Because of this, Fauci added, “we are uncomfortable when there is only one drug that has been proved to be effective, or when you are establishing that it is effective, which is part of the clinical study.”

500 adults and kids will be enrolled in a research trial sponsored by the Fauci team that began on September 8. The safety of the medication will be assessed, along with its effectiveness compared to placebo in terms of recovery time, pain levels, preventing people from developing severe monkeypox, and other factors. This trial will also examine the risk of resistance, according to Fauci.

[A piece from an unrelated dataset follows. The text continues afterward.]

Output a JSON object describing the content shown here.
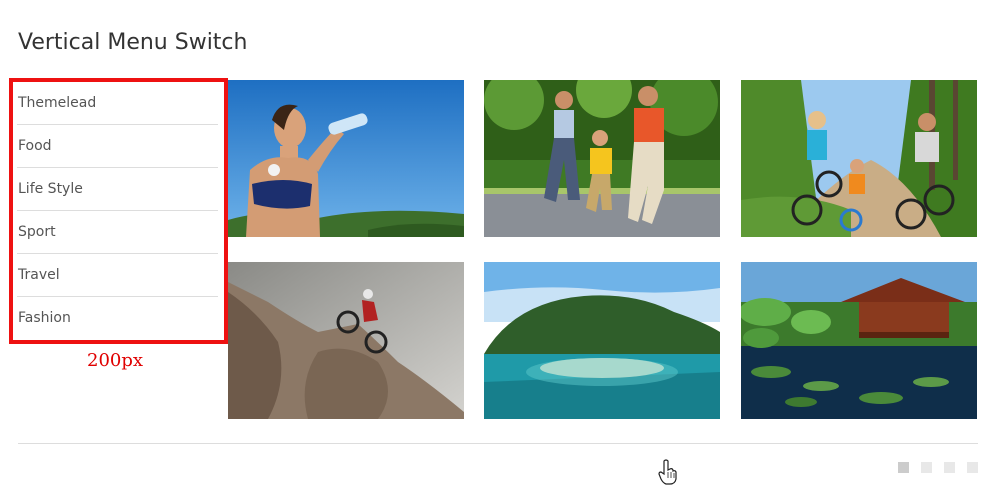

Future studies will look into additional antiviral drugs to provide more than one choice, particularly if tecovirimat resistance does develop.

Research, successes, and equity efforts in vaccination

In 39 counties that submitted data to the CDC, more than 540,000 doses of the Jynneos vaccine had been delivered, according to Walensky.

According to CDC data, 12% of Black individuals and 21% of Hispanic persons are among those receiving their first dose.

Additionally, according to officials, more people have recently received a second Jynneos treatment. It is advised to wait 28 days between the first and second doses of the vaccine.

For the best protection against monkeypox, Walensky emphasised the importance of receiving the second dose of the Jynneos vaccine, which is a two-dose series. Current research, she continued, indicates that peak protection happens 14 days after the second dose.

The majority of vaccinations to date have been given by early adopters, or as Walensky puts it, “the folks who roll up their sleeves before they’ve even reached the pharmacy.”

Officials are aware that getting more resistant individuals immunised is going to become more difficult as we get into this phase.

The White House intends to build on their prior success with outreach at significant pride events and expand the pilot programme to smaller community gatherings in an effort to “hunker down and dig deeper” in communities at risk, said to Bob Fenton, White House Monkeypox Response Coordinator.

A significant component of the CDC Monkeypox Vaccine Equity Pilot Project is the targeting of males of colour as well.

The racial and ethnic composition of this outbreak has changed, according to Walensky. Initially, incidences of monkeypox were mainly found in non-Hispanic white men. But the demographics have changed during the last few weeks. These days, non-Hispanic black men account for 38% of instances, non-Hispanic white men for 26%, and Hispanic or Latino men for 25%.

Equity must continue to be the guiding principle of our response, Daskalakis said.

In terms of vaccine research, the NIAID is funding a study to see whether giving the Jynneos vaccine between layers of skin, as opposed to directly under it, is more effective at protecting against monkeypox. As of August 10, the FDA permitted the division of a single dose of Jynneos, which is generally administered subcutaneously (beneath the skin), into five doses administered intradermally (within the skin). Researchers are currently examining the practice’s effectiveness and safety in the trial.

‘Does Not Travel Alone’: monkeypox

According to data, monkeypox spreads in groups. Therefore, Daskalakis suggested employing current services in impacted communities that concentrate on HIV and sexually transmitted illnesses as a means of spreading awareness and reducing monkeypox.

For example, a research released in the CDC’s Morbidity and Mortality Weekly Report on September 9 revealed that 38% of 1,969 individuals diagnosed with monkeypox had HIV and 41% had a STI in the previous year.

Daskalakis added, “We quickly use this data to improve how public health departments, clinics, and community-based organisations can assist monkeypox care.” “The same people who require services linked to monkeypox, like testing, education, and immunizations, are the same people we need to test for HIV and sexually transmitted illnesses and help with prevention and treatment.”

The end of the monkeypox outbreak can be reached faster as a result of this significant change in instructions for our frontline health departments and community-based groups.

Leave a Reply

Your email address will not be published. Required fields are marked *